    CERN Document Server

    Doi, Y; Makida, Y; Kondo, Y; Kawai, M; Aoki, K; Haruyama, T; Kondo, T; Mizumaki, S; Wachi, Y; Mine, S; Haug, F; Delruelle, N; Passardi, Giorgio; ten Kate, H H J

    2002-01-01

    The ATLAS central solenoid magnet has been designed and constructed as a collaborative work between KEK and CERN for the ATLAS experiment in the LHC project The solenoid provides an axial magnetic field of 2 Tesla at the center of the tracking volume of the ATLAS detector. The solenoid is installed in a common cryostat of a liquid-argon calorimeter in order to minimize the mass of the cryostat wall. The coil is cooled indirectly by using two-phase helium flow in a pair of serpentine cooling line. The cryogen is supplied by the ATLAS cryogenic plant, which also supplies helium to the Toroid magnet systems. The proximity cryogenic system for the solenoid has two major components: a control dewar and a valve unit In addition, a programmable logic controller, PLC, was prepared for the automatic operation and solenoid test in Japan. This paper describes the design of the proximity cryogenic system and results of the performance test. (7 refs).

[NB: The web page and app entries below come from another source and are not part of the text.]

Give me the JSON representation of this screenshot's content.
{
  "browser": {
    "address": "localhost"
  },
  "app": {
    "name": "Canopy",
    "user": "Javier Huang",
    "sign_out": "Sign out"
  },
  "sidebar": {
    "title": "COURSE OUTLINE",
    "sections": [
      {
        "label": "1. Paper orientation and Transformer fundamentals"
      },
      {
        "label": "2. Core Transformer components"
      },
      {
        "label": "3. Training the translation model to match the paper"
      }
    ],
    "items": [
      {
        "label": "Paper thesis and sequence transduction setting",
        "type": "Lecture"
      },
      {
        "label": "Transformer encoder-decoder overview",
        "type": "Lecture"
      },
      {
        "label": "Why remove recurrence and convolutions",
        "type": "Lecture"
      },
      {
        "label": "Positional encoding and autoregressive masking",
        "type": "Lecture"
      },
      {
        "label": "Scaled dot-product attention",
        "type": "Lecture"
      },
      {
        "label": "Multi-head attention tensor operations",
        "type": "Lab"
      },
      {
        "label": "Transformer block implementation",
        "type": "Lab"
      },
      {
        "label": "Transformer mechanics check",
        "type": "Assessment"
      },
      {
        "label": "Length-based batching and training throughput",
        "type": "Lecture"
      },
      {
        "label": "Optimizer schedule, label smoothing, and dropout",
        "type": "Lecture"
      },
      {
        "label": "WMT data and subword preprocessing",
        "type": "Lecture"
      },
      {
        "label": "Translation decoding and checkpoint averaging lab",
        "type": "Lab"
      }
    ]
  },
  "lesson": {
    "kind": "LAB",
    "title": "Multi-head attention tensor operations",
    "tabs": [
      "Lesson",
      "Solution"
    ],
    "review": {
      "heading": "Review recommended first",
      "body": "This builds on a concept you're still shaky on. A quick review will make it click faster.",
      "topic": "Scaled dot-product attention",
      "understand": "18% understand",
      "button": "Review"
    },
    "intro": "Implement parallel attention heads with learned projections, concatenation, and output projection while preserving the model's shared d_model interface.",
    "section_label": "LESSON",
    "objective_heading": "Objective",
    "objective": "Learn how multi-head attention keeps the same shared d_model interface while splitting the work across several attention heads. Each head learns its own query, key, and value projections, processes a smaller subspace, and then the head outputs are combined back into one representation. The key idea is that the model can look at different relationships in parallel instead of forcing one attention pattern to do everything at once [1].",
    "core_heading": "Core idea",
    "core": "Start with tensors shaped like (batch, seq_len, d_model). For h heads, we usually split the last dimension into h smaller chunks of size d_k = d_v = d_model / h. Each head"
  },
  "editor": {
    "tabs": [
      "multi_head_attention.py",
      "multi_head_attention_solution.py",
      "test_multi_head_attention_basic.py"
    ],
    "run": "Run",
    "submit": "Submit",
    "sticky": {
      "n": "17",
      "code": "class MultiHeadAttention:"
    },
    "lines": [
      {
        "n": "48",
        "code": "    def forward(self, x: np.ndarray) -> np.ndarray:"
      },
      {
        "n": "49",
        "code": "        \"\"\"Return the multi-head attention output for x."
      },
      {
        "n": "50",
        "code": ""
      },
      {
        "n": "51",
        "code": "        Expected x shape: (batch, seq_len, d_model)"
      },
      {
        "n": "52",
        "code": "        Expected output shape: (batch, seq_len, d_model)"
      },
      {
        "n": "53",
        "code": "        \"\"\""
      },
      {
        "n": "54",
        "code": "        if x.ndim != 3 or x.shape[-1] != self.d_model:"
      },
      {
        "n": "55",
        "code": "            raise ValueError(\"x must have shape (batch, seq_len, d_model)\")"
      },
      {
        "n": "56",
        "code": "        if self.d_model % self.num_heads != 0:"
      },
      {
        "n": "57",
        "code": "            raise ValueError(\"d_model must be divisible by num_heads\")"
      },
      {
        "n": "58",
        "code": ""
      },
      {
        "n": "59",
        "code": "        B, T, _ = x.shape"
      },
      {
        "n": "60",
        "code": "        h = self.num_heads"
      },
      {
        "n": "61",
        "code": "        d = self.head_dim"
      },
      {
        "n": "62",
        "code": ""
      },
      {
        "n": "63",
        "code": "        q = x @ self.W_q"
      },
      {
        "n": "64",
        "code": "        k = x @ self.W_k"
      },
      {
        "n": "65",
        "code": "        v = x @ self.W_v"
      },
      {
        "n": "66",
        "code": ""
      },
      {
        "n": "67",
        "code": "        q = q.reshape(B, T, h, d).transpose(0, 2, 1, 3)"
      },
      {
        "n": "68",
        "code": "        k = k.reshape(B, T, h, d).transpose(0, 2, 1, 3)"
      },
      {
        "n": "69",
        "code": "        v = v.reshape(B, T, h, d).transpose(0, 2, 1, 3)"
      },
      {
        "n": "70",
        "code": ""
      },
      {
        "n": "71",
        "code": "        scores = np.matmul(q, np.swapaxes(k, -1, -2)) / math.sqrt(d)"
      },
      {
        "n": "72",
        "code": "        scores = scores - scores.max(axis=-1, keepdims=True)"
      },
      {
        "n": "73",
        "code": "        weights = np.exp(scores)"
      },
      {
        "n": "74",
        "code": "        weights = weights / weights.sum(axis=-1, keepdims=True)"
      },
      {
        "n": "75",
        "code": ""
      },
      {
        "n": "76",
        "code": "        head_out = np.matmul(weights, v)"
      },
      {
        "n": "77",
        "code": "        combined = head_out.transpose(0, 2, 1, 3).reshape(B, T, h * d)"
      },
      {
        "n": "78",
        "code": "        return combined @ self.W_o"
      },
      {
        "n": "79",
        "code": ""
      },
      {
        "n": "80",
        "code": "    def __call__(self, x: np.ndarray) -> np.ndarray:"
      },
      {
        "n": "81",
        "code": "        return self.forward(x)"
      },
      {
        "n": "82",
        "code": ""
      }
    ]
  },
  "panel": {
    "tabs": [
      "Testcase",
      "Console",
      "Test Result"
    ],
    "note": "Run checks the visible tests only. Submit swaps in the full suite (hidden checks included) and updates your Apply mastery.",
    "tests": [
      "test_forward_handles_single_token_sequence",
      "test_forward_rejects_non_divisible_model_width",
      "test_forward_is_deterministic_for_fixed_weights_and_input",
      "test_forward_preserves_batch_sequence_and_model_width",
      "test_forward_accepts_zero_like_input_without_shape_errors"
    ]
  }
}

  20. Cryogenic systems for detectors and particle accelerators

    International Nuclear Information System (INIS)

    Sondericker, J.H.

    1988-01-01

    It's been one hundred years since the first successful experiments were carried out leading to the liquefaction of oxygen which birthed the field of cryogenics and about sixty years since cryogenics went commercial. Originally, cryogenics referred to the technology and art of producing low temperatures but today the definition adopted by the XII Congress of the International Institute of Refrigeration describes cryogenics as the study of phenomena, techniques, and concepts occurring at our pertaining to temperatures below 120 K. Modern acceptance of the importance and use of cryogenic fluids continues to grow. By far, the bulk of cryogenic products are utilized by industry for metal making, agriculture, medicine, food processing and as efficient storage of fuels. Cryogenics has found many uses in the scientific community as well, enabling the development of ultra low noise amplifiers, fast cold electronics, cryopumped ultra high vacuums, the production of intense magnetic fields and low loss power transmission through the sue of cryogenically cooled superconductors. High energy physic research has been and continues to use cryogenic hardware to produce liquids used as detector targets and to produce refrigeration necessary to cool superconducting magnets to design temperature for particle accelerator applications. In fact, today's super accelerators achieve energies that would be impossible to reach with conventional copper magnets, demonstrating that cryogenics has become an indispensable ingredient in today's scientific endeavors